### DATA
####

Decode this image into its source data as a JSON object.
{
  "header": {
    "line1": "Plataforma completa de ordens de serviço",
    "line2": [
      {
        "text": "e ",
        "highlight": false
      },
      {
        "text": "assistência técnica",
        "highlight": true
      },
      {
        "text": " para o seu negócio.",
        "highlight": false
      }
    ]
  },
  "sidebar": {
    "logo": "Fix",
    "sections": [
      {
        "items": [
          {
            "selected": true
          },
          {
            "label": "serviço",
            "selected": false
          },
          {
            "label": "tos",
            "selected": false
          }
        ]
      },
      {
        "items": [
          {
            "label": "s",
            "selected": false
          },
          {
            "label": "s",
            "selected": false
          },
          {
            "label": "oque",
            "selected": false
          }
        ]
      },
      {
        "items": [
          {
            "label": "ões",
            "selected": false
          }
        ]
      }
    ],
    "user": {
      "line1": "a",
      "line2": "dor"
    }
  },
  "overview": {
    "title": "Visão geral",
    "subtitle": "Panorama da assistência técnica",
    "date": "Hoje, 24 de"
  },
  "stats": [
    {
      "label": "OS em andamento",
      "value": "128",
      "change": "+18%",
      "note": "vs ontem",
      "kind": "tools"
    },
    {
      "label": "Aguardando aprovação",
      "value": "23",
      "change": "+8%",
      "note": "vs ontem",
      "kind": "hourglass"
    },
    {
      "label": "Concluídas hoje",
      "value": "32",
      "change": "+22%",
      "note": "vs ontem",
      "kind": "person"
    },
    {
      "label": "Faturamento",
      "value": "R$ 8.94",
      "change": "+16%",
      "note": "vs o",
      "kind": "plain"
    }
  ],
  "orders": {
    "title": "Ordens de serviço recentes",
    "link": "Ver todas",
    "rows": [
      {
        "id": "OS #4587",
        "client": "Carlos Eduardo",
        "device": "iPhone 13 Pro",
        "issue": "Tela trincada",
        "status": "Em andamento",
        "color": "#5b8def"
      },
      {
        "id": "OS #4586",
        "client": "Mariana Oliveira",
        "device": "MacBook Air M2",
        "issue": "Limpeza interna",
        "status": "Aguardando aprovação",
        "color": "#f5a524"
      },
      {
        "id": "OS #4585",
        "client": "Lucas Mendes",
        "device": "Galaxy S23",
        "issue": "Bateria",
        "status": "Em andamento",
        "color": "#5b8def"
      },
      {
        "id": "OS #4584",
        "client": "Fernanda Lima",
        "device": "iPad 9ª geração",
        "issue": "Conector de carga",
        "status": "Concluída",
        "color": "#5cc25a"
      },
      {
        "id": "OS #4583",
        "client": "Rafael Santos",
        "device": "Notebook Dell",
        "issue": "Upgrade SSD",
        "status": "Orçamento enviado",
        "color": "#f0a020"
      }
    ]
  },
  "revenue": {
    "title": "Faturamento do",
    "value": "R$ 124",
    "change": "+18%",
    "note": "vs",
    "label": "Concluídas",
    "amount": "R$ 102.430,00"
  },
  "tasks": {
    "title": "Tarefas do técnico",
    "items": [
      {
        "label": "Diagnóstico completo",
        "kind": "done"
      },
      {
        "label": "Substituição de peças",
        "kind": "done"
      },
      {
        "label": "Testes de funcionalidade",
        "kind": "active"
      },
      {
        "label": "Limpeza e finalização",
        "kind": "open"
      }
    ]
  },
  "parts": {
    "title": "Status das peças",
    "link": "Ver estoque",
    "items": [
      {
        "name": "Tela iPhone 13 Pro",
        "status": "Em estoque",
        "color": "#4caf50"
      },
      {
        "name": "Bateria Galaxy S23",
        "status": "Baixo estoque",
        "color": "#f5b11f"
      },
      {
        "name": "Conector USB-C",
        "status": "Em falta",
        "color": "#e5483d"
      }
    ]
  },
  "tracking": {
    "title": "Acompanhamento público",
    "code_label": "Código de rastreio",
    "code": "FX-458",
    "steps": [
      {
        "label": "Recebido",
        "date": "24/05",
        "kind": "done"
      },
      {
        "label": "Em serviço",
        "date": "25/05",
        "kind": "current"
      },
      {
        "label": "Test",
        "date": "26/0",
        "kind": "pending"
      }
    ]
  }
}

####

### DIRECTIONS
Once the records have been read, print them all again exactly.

### RESPONSE AREA
Decode this image into its source data as a JSON object.
{
  "header": {
    "line1": "Plataforma completa de ordens de serviço",
    "line2": [
      {
        "text": "e ",
        "highlight": false
      },
      {
        "text": "assistência técnica",
        "highlight": true
      },
      {
        "text": " para o seu negócio.",
        "highlight": false
      }
    ]
  },
  "sidebar": {
    "logo": "Fix",
    "sections": [
      {
        "items": [
          {
            "selected": true
          },
          {
            "label": "serviço",
            "selected": false
          },
          {
            "label": "tos",
            "selected": false
          }
        ]
      },
      {
        "items": [
          {
            "label": "s",
            "selected": false
          },
          {
            "label": "s",
            "selected": false
          },
          {
            "label": "oque",
            "selected": false
          }
        ]
      },
      {
        "items": [
          {
            "label": "ões",
            "selected": false
          }
        ]
      }
    ],
    "user": {
      "line1": "a",
      "line2": "dor"
    }
  },
  "overview": {
    "title": "Visão geral",
    "subtitle": "Panorama da assistência técnica",
    "date": "Hoje, 24 de"
  },
  "stats": [
    {
      "label": "OS em andamento",
      "value": "128",
      "change": "+18%",
      "note": "vs ontem",
      "kind": "tools"
    },
    {
      "label": "Aguardando aprovação",
      "value": "23",
      "change": "+8%",
      "note": "vs ontem",
      "kind": "hourglass"
    },
    {
      "label": "Concluídas hoje",
      "value": "32",
      "change": "+22%",
      "note": "vs ontem",
      "kind": "person"
    },
    {
      "label": "Faturamento",
      "value": "R$ 8.94",
      "change": "+16%",
      "note": "vs o",
      "kind": "plain"
    }
  ],
  "orders": {
    "title": "Ordens de serviço recentes",
    "link": "Ver todas",
    "rows": [
      {
        "id": "OS #4587",
        "client": "Carlos Eduardo",
        "device": "iPhone 13 Pro",
        "issue": "Tela trincada",
        "status": "Em andamento",
        "color": "#5b8def"
      },
      {
        "id": "OS #4586",
        "client": "Mariana Oliveira",
        "device": "MacBook Air M2",
        "issue": "Limpeza interna",
        "status": "Aguardando aprovação",
        "color": "#f5a524"
      },
      {
        "id": "OS #4585",
        "client": "Lucas Mendes",
        "device": "Galaxy S23",
        "issue": "Bateria",
        "status": "Em andamento",
        "color": "#5b8def"
      },
      {
        "id": "OS #4584",
        "client": "Fernanda Lima",
        "device": "iPad 9ª geração",
        "issue": "Conector de carga",
        "status": "Concluída",
        "color": "#5cc25a"
      },
      {
        "id": "OS #4583",
        "client": "Rafael Santos",
        "device": "Notebook Dell",
        "issue": "Upgrade SSD",
        "status": "Orçamento enviado",
        "color": "#f0a020"
      }
    ]
  },
  "revenue": {
    "title": "Faturamento do",
    "value": "R$ 124",
    "change": "+18%",
    "note": "vs",
    "label": "Concluídas",
    "amount": "R$ 102.430,00"
  },
  "tasks": {
    "title": "Tarefas do técnico",
    "items": [
      {
        "label": "Diagnóstico completo",
        "kind": "done"
      },
      {
        "label": "Substituição de peças",
        "kind": "done"
      },
      {
        "label": "Testes de funcionalidade",
        "kind": "active"
      },
      {
        "label": "Limpeza e finalização",
        "kind": "open"
      }
    ]
  },
  "parts": {
    "title": "Status das peças",
    "link": "Ver estoque",
    "items": [
      {
        "name": "Tela iPhone 13 Pro",
        "status": "Em estoque",
        "color": "#4caf50"
      },
      {
        "name": "Bateria Galaxy S23",
        "status": "Baixo estoque",
        "color": "#f5b11f"
      },
      {
        "name": "Conector USB-C",
        "status": "Em falta",
        "color": "#e5483d"
      }
    ]
  },
  "tracking": {
    "title": "Acompanhamento público",
    "code_label": "Código de rastreio",
    "code": "FX-458",
    "steps": [
      {
        "label": "Recebido",
        "date": "24/05",
        "kind": "done"
      },
      {
        "label": "Em serviço",
        "date": "25/05",
        "kind": "current"
      },
      {
        "label": "Test",
        "date": "26/0",
        "kind": "pending"
      }
    ]
  }
}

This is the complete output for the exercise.